Student Loans: What To Do If You Cannot Repay The Loans
Many people finance their education by getting student loans. Usually, the student loan lender requires that you start repaying the loan within six months of obtaining your degree. If at any point during the repayment period you realize that you will be unable to repay the loan due to short term illness, unemployment, disability or other reason, you should immediately contact the student loan lender and ask for a deferment or a forbearance agreement. Under some circumstances, such as a permanent medical disability, you may qualify to have the entire loan canceled.
To determine if you qualify for loan cancellation, you should contact the student loan lender or you can contact the Department of Education’s Debt Collection Services Office at 800-621-3115. If you can prove that repaying the loan would be an undue hardship for you and your dependents, you can file for bankruptcy and seek court authority to discharge the loan under 11 U.S.C. §523(a)(8). If you were enrolled in a school that closed while you were still a student and were not able to complete your studies, you may be eligible to have the loans canceled. Again you should contact your student loan lender or the Department of Education’s Debt Collections Services Office at the number indicated above. To confirm that your school was officially closed you can contact the following: In Maryland: 410-974-2971; In the District of Columbia: 202-727-3511.

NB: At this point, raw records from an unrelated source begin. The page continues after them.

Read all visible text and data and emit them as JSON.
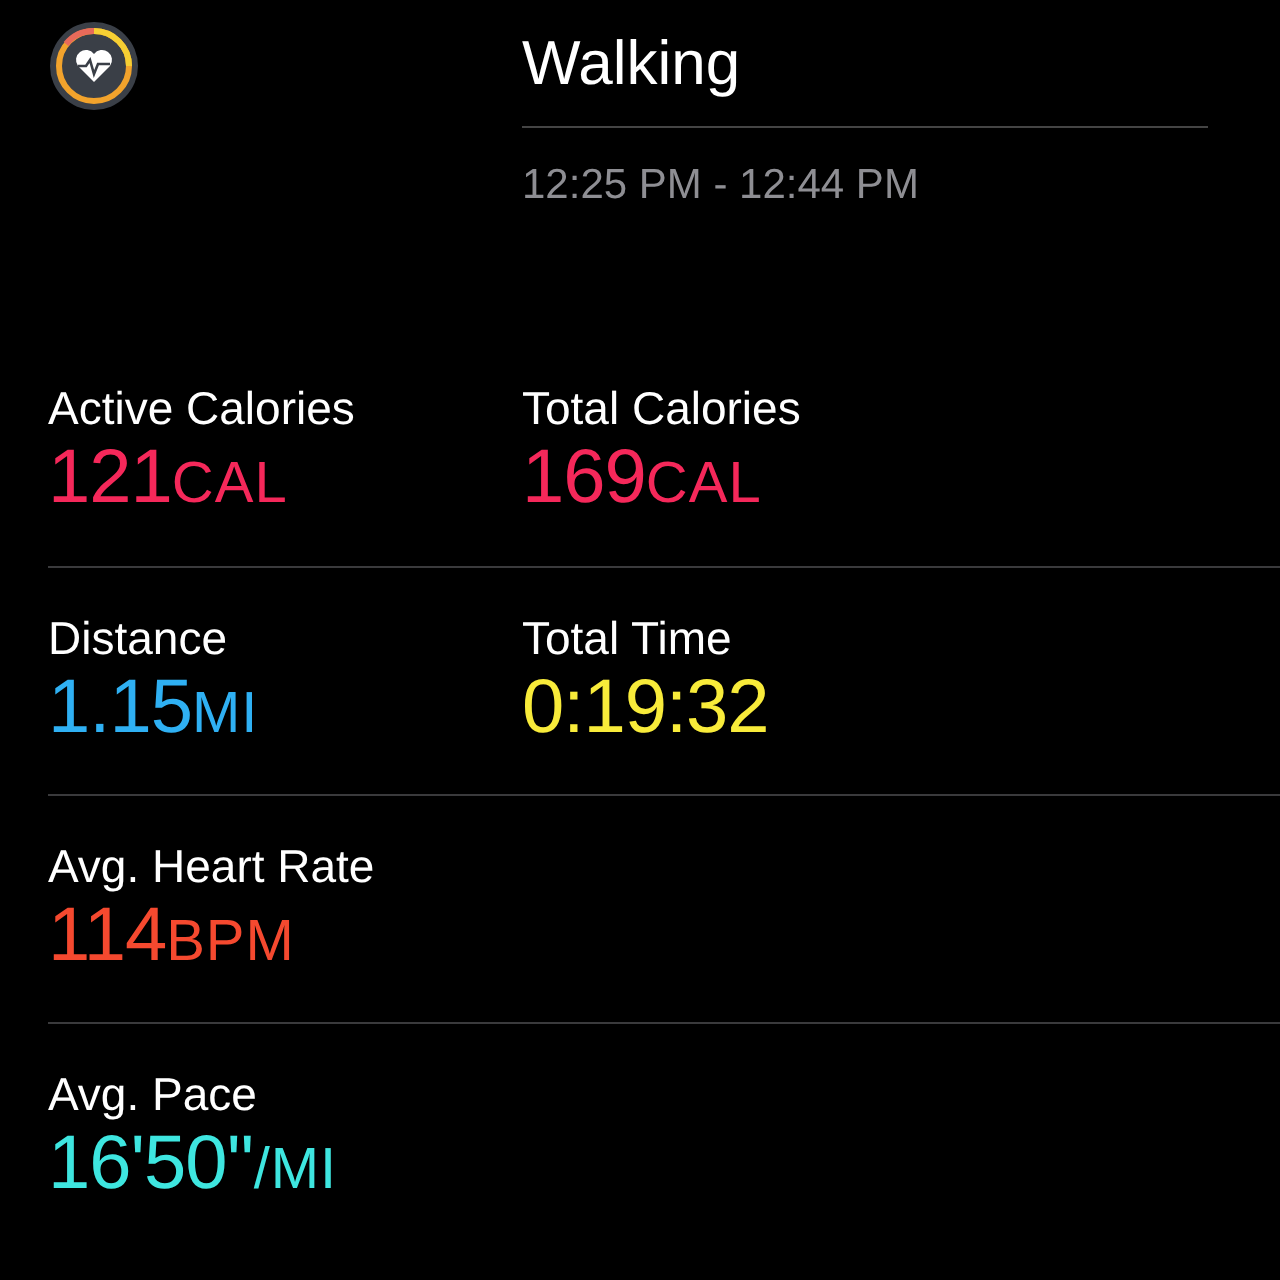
{
  "workout": {
    "title": "Walking",
    "time_range": "12:25 PM - 12:44 PM"
  },
  "rows": [
    {
      "metrics": [
        {
          "label": "Active Calories",
          "value": "121",
          "unit": "CAL",
          "color": "#f5285a"
        },
        {
          "label": "Total Calories",
          "value": "169",
          "unit": "CAL",
          "color": "#f5285a"
        }
      ]
    },
    {
      "metrics": [
        {
          "label": "Distance",
          "value": "1.15",
          "unit": "MI",
          "color": "#2fb0f3"
        },
        {
          "label": "Total Time",
          "value": "0:19:32",
          "color": "#f8eb3a"
        }
      ]
    },
    {
      "metrics": [
        {
          "label": "Avg. Heart Rate",
          "value": "114",
          "unit": "BPM",
          "color": "#f5492f"
        }
      ]
    },
    {
      "metrics": [
        {
          "label": "Avg. Pace",
          "value": "16'50''",
          "unit": "/MI",
          "color": "#3ee6e0"
        }
      ]
    }
  ]
}
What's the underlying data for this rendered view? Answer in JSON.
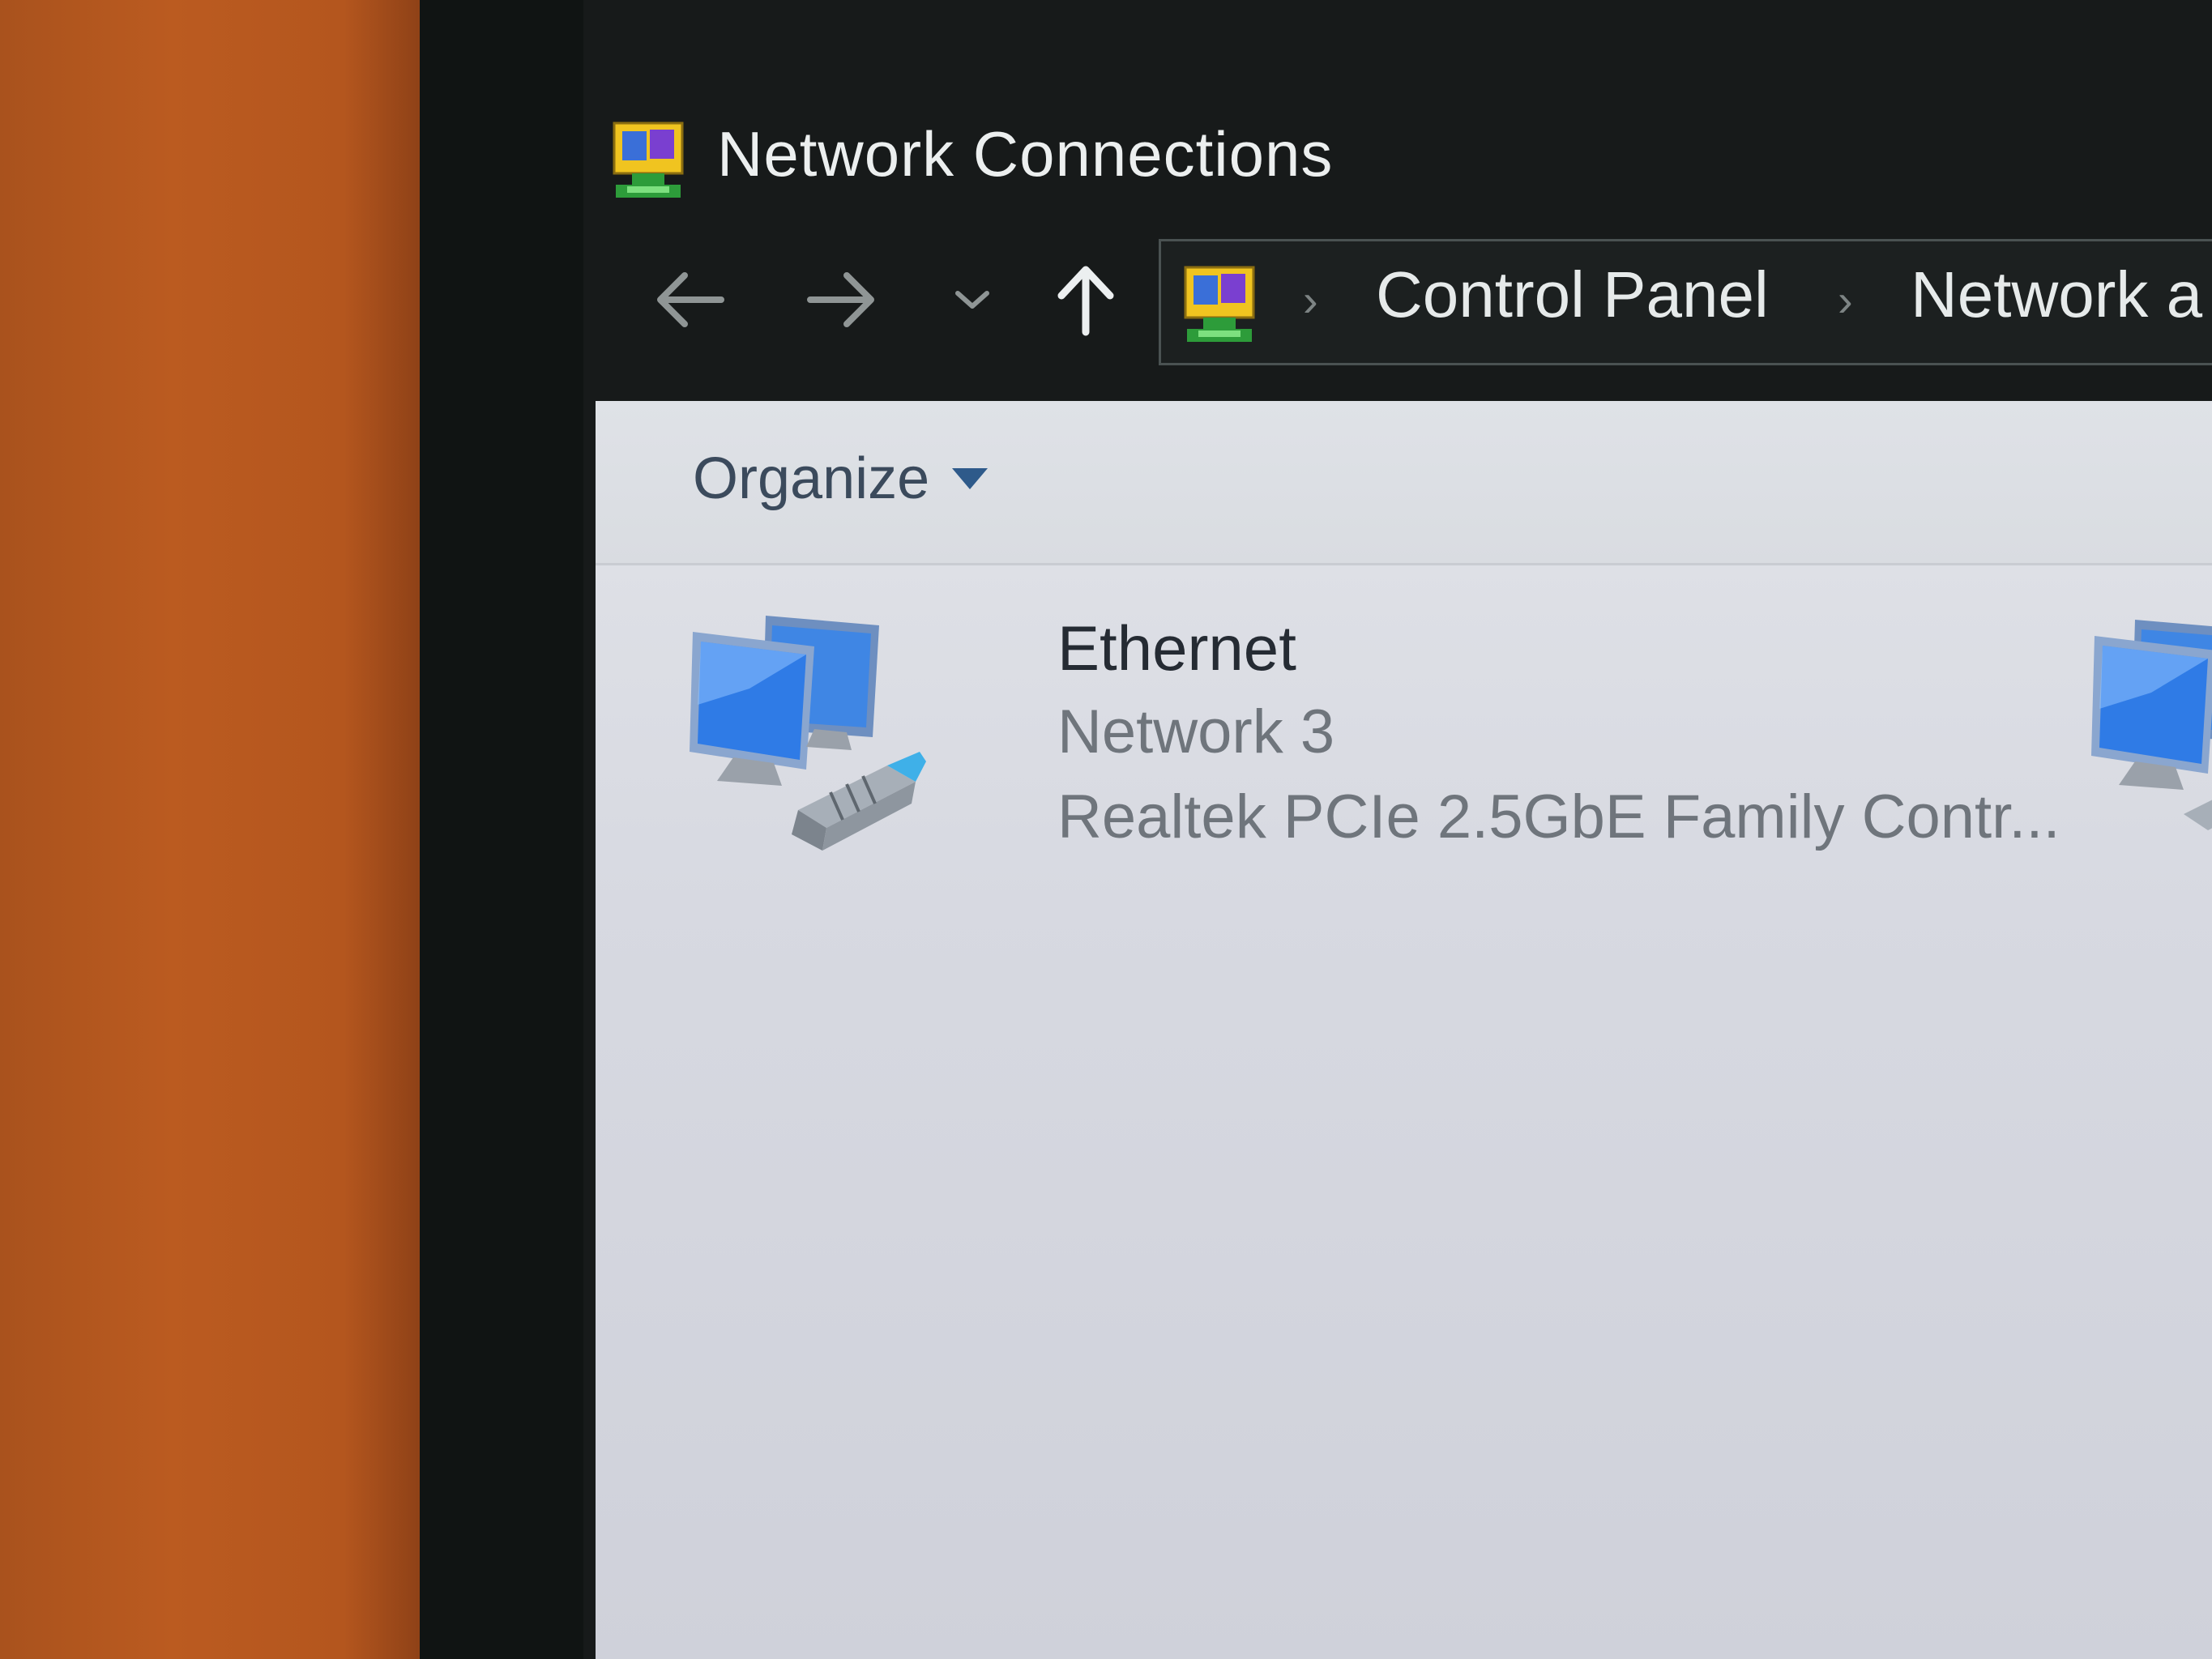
{
  "window": {
    "title": "Network Connections",
    "title_icon": "network-connections-icon"
  },
  "navigation": {
    "back_icon": "arrow-left-icon",
    "forward_icon": "arrow-right-icon",
    "recent_icon": "chevron-down-icon",
    "up_icon": "arrow-up-icon",
    "address": {
      "location_icon": "network-connections-icon",
      "breadcrumbs": [
        "Control Panel",
        "Network a"
      ]
    }
  },
  "toolbar": {
    "organize_label": "Organize"
  },
  "connections": [
    {
      "name": "Ethernet",
      "status": "Network 3",
      "device": "Realtek PCIe 2.5GbE Family Contr...",
      "icon": "ethernet-adapter-icon"
    }
  ],
  "colors": {
    "title_bar_bg": "#171a1a",
    "content_bg": "#d9dbe2",
    "accent_blue": "#2e6fd0"
  }
}
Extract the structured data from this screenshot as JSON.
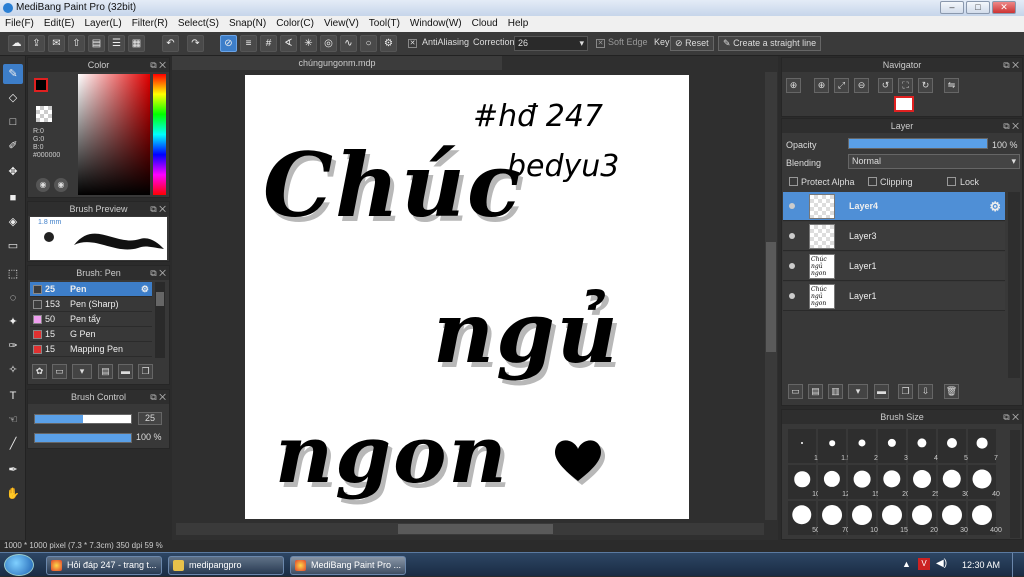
{
  "window": {
    "title": "MediBang Paint Pro (32bit)"
  },
  "menu": [
    "File(F)",
    "Edit(E)",
    "Layer(L)",
    "Filter(R)",
    "Select(S)",
    "Snap(N)",
    "Color(C)",
    "View(V)",
    "Tool(T)",
    "Window(W)",
    "Cloud",
    "Help"
  ],
  "toolbar": {
    "antialiasing_label": "AntiAliasing",
    "correction_label": "Correction",
    "correction_value": "26",
    "soft_edge_label": "Soft Edge",
    "key_label": "Key",
    "reset_label": "Reset",
    "straight_line_label": "Create a straight line"
  },
  "color_panel": {
    "title": "Color",
    "r": "R:0",
    "g": "G:0",
    "b": "B:0",
    "hex": "#000000"
  },
  "brush_preview": {
    "title": "Brush Preview",
    "size": "1.8 mm"
  },
  "brush_panel": {
    "title": "Brush: Pen",
    "items": [
      {
        "size": "25",
        "name": "Pen",
        "color": "#3c3c3c"
      },
      {
        "size": "153",
        "name": "Pen (Sharp)",
        "color": "#3c3c3c"
      },
      {
        "size": "50",
        "name": "Pen tẩy",
        "color": "#f0a0f0"
      },
      {
        "size": "15",
        "name": "G Pen",
        "color": "#e03030"
      },
      {
        "size": "15",
        "name": "Mapping Pen",
        "color": "#e03030"
      }
    ]
  },
  "brush_control": {
    "title": "Brush Control",
    "size_value": "25",
    "opacity_value": "100 %"
  },
  "canvas": {
    "tab_title": "chúngungonm.mdp",
    "artwork_lines": [
      "Chúc",
      "ngủ",
      "ngon"
    ],
    "hashtag": "#hđ 247",
    "signature": "bedyu3"
  },
  "navigator": {
    "title": "Navigator"
  },
  "layer_panel": {
    "title": "Layer",
    "opacity_label": "Opacity",
    "opacity_value": "100 %",
    "blending_label": "Blending",
    "blending_value": "Normal",
    "protect_alpha": "Protect Alpha",
    "clipping": "Clipping",
    "lock": "Lock",
    "layers": [
      {
        "name": "Layer4",
        "thumb": ""
      },
      {
        "name": "Layer3",
        "thumb": ""
      },
      {
        "name": "Layer1",
        "thumb": "Chúc ngủ ngon"
      },
      {
        "name": "Layer1",
        "thumb": "Chúc ngủ ngon"
      }
    ]
  },
  "brush_size_panel": {
    "title": "Brush Size",
    "sizes": [
      "1",
      "1.5",
      "2",
      "3",
      "4",
      "5",
      "7",
      "10",
      "12",
      "15",
      "20",
      "25",
      "30",
      "40",
      "50",
      "70",
      "100",
      "150",
      "200",
      "300",
      "400"
    ]
  },
  "status": {
    "text": "1000 * 1000 pixel   (7.3 * 7.3cm)   350 dpi   59 %"
  },
  "taskbar": {
    "items": [
      "Hỏi đáp 247 - trang t...",
      "medipangpro",
      "MediBang Paint Pro ..."
    ],
    "clock": "12:30 AM"
  },
  "colors": {
    "accent": "#3d7ec9",
    "selected_layer": "#4f8fd6"
  }
}
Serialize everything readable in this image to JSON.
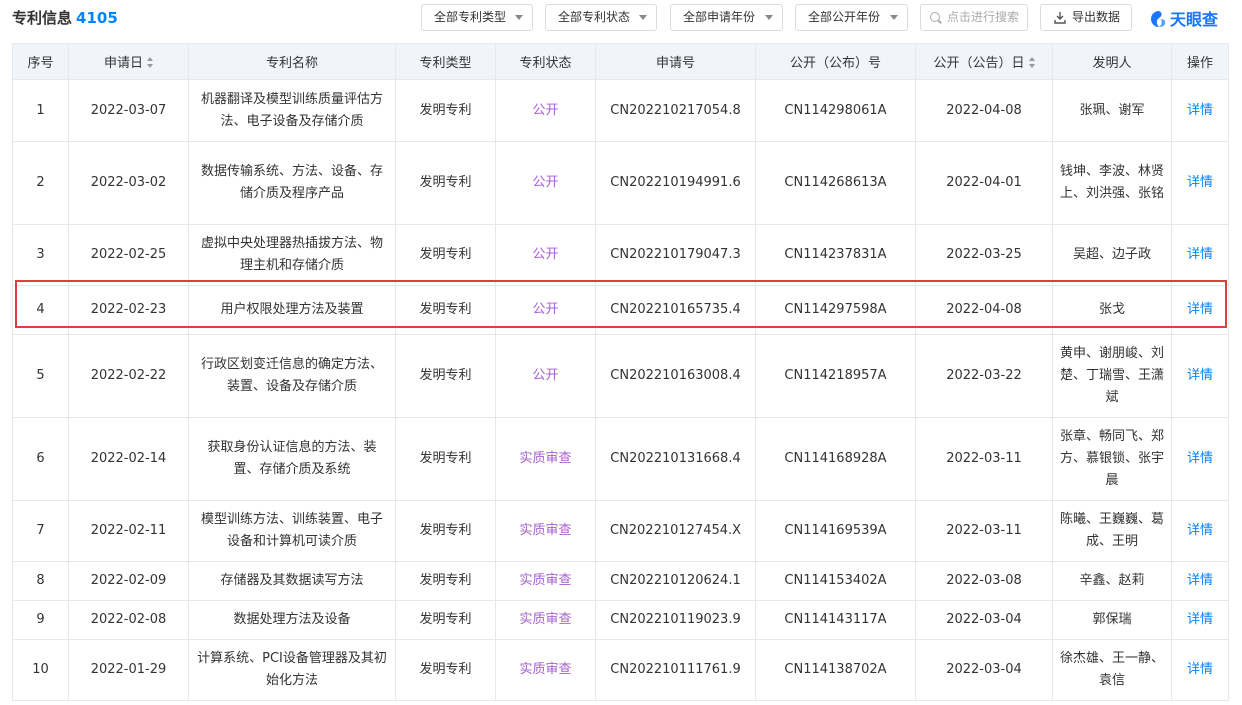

If you have several student loans at various interest rates of repayment you may want to consider consolidating the loans into one loan. The following is a list of lenders who offer student loan consolidation:
Federal Direct Consolidation Loan Information Center
Department of Health and Human Services (HEAL loans only)
There are several negative consequences that may happen to you once you default on your student loan. First, the student loan lender will report the default to the credit reporting agencies and it will appear on your credit report. This will immediately lower your credit rating. You will also not be able to obtain any new student loans until you are out of default status. You will also not be eligible for a loan deferment until you are out of default status. Finally, collection actions may be instituted against you.
To get out of default status you will generally need to make monthly payments to the student loan lender for 12 consecutive months. You should call the lender and work out an agreement setting the amount of the monthly payment. Factors taken into consideration in determining the monthly payment include your net monthly income, your monthly expenses, such as housing, food, utilities, car payments, dependant care expenses and other loans.
Student loan lenders have several options to collect unpaid student loans. One option is to have the IRS intercept your income tax refund every year until the loan is paid. It also has the option of garnishing 10% of your wages. Unlike other creditors, the student loan lender does not have to file a lawsuit against you before it garnishes your wages. However, it could also sue you for the money. In order to repay the loan once it is in default, not only will you have to repay the principal plus interest, you may also be charged a collection fee of 25% of the principal plus additional penalty charges. You can contact the Department of Education’s Ombudsman at 877-557-2575 for help with a defaulted loan.
In summary, do not ignore your student loans. If you cannot repay the loans apply for a deferment or a forbearance agreement. If you do not repay the loans the amount you will eventually need to repay will increase dramatically due to collection fees, penalties and other collection costs. Finally, contact the parties listed above for help with your student loans.
There are several web sites on defaults on student loans produced by the government, you may be interested in viewing them. They are: